* **Element data from apps and pages**
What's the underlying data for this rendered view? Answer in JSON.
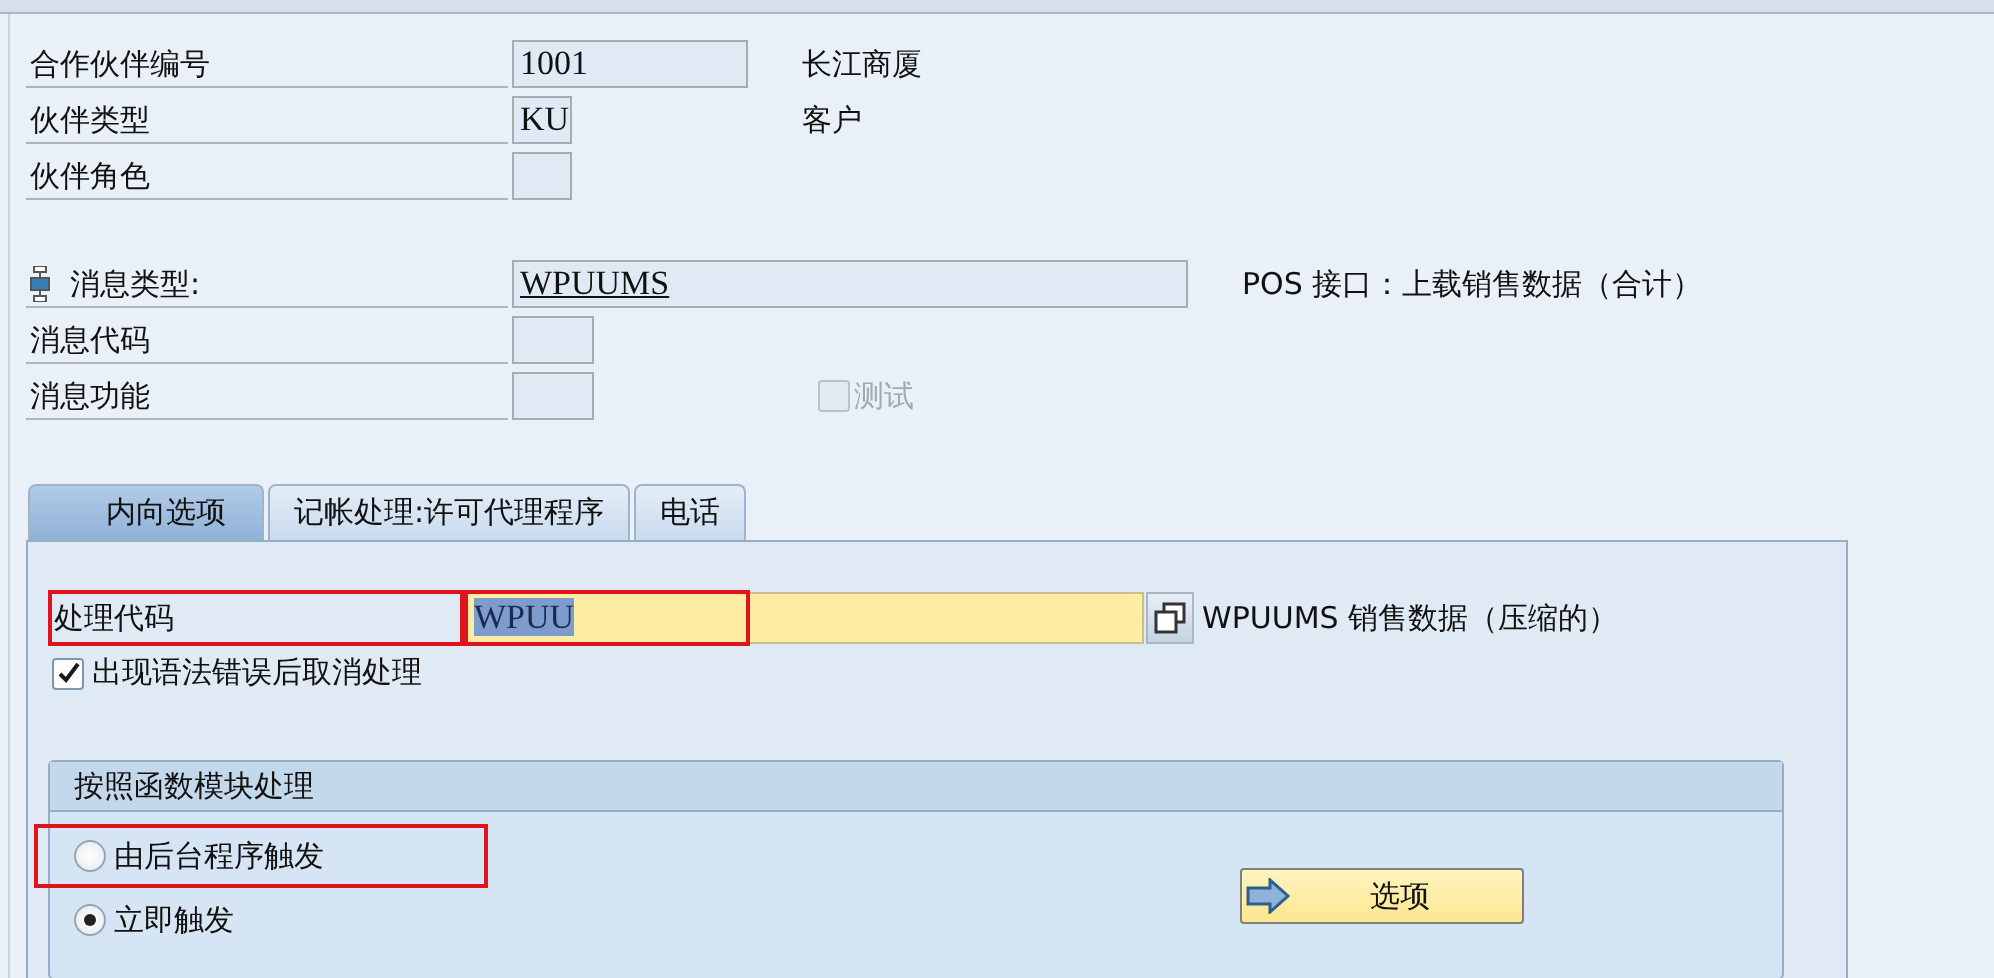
{
  "header_fields": [
    {
      "label": "合作伙伴编号",
      "value": "1001",
      "description": "长江商厦"
    },
    {
      "label": "伙伴类型",
      "value": "KU",
      "description": "客户"
    },
    {
      "label": "伙伴角色"
    }
  ],
  "message_fields": [
    {
      "label": "消息类型:",
      "value": "WPUUMS",
      "description": "POS 接口：上载销售数据（合计）",
      "kind": "icon"
    },
    {
      "label": "消息代码",
      "kind": "plain"
    },
    {
      "label": "消息功能",
      "kind": "plain",
      "checkbox": {
        "label": "测试",
        "checked": false,
        "disabled": true
      }
    }
  ],
  "tabs": [
    {
      "label": "内向选项",
      "selected": true
    },
    {
      "label": "记帐处理:许可代理程序",
      "selected": false
    },
    {
      "label": "电话",
      "selected": false
    }
  ],
  "process_code": {
    "label": "处理代码",
    "value": "WPUU",
    "highlighted": true,
    "description": "WPUUMS  销售数据（压缩的）"
  },
  "cancel_checkbox": {
    "label": "出现语法错误后取消处理",
    "checked": true
  },
  "group": {
    "title": "按照函数模块处理",
    "options": [
      {
        "label": "由后台程序触发",
        "selected": false,
        "highlighted": true
      },
      {
        "label": "立即触发",
        "selected": true,
        "highlighted": false
      }
    ],
    "button": "选项"
  }
}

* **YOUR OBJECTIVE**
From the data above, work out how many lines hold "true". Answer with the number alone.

* **RESPONSE BELOW**
6